As Charlotte struggles to connect to the present, she slowly validates her affection and love for the people around her but at a cost: she must first release her ties to the people and memories that have gone before, including her memories of falling in love with Robert.
Meanwhile Robert has gone to Africa, where similar disillusionment awaits. He’s horrified to see the evidence of torture and death, the numbers of Africans with hands chopped off—standard punishment under the rule of King Leopold of Belgium. Robert, who saw his time in the trenches as supporting the “gallant” Belgians, is sickened by this further evidence that his war might not have been all that just. He’s sent from the Congo into Nigeria, where he serves with and comes to admire a former Boer soldier—and also learns first-hand about the atrocities on both sides of that war.
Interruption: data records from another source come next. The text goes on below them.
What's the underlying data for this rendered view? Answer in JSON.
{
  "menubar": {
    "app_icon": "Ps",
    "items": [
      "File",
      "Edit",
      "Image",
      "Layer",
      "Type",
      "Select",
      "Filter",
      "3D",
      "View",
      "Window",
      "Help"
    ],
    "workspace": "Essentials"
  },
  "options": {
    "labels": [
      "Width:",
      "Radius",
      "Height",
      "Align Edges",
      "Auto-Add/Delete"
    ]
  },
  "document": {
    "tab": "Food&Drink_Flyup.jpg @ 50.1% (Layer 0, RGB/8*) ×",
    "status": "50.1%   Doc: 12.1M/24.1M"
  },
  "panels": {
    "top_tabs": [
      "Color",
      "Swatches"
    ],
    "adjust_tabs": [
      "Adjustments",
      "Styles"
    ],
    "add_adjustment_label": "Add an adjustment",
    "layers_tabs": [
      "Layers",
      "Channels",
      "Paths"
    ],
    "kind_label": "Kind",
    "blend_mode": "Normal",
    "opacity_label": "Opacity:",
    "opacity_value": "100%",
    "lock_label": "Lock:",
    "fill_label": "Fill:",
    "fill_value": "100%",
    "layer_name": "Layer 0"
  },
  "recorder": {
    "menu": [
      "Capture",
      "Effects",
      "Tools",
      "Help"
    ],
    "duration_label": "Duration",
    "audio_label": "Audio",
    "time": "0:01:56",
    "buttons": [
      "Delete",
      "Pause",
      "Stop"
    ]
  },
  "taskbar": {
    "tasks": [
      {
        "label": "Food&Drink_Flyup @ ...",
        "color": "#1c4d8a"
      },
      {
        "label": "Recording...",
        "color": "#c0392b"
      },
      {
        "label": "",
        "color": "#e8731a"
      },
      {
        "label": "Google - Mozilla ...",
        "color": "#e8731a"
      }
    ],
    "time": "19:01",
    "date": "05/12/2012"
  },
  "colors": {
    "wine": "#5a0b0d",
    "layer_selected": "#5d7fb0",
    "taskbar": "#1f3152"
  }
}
When his friend is killed by a sect of murderous religious zealots and slavers, Robert realizes that honor demands he take command of the native troops and fight their way through to punish the atrocities committed. After gruelling battles and losses, he finally succeeds in his campaign, capturing the leader of the slavers. But the final blow to Robert’s picture of himself as a soldier and an honorable man comes when British authorities release his captive because he is “useful” to them.
Robert takes shelter with friends of his fallen Boer comrade, and spends the next four years recovering.
“What can you do?” Uys asked him.
I can kill men, Robert thought. I can tie a cravat. I can pick a wine for dinner. “I can ride a horse,” he finally said.
In both Charlotte and Robert’s cases, their recovery of the ability to trust and even love is tied up with their relationship with animals. Charlotte and her friends have rescued a beautiful golden eagle and brought it with them from Russia. Robert works on a farm, first acquiring pets and then actively studying to become a veterinarian.
But other new forces again interfere. The fantastically wealthy American newspaper baron, Randolph Hearst, and his moviestar mistress, Marion Davies, come on safari and engage Robert’s veterinary services. He’s stunned to see their camp, lit up like “…something out of the Arabian Nights”, complete with generators, and guests donning formal dress for dinner.
The book ends on a pair of cliffhangers, as both Charlotte and Robert—still mourning their lost love—are faced with dangers from their past and both are forced to again move on.
I simply can’t say enough good things about this book. It’s a read for the long haul, with steady pacing, characters whose spirits are torn apart and slowly, painfully rebuilt. There is a supporting cast of three-dimensional characters who breath life and color into the tapestry. And there is the story itself, which is nothing more than an epic picture of a world between wars, as experienced on human scale through the two protagonists. The bare bones I’ve told here don’t begin to convey the wealth of detail and adventure that are woven into the twin stories of Robert and Charlotte, of what the war has cost, and of what they’ve each gained.
It’s an incredible achievement and my only complaint this time is that I want to know what happens next. I’m rooting for Robert and Charlotte, and my fingers are crossed that after all they’ve been through, the next and final book will bring resolution.
*I received this book for free from the publisher or author in exchange for an honest review. This does not affect my opinion of the book or the content of my review.*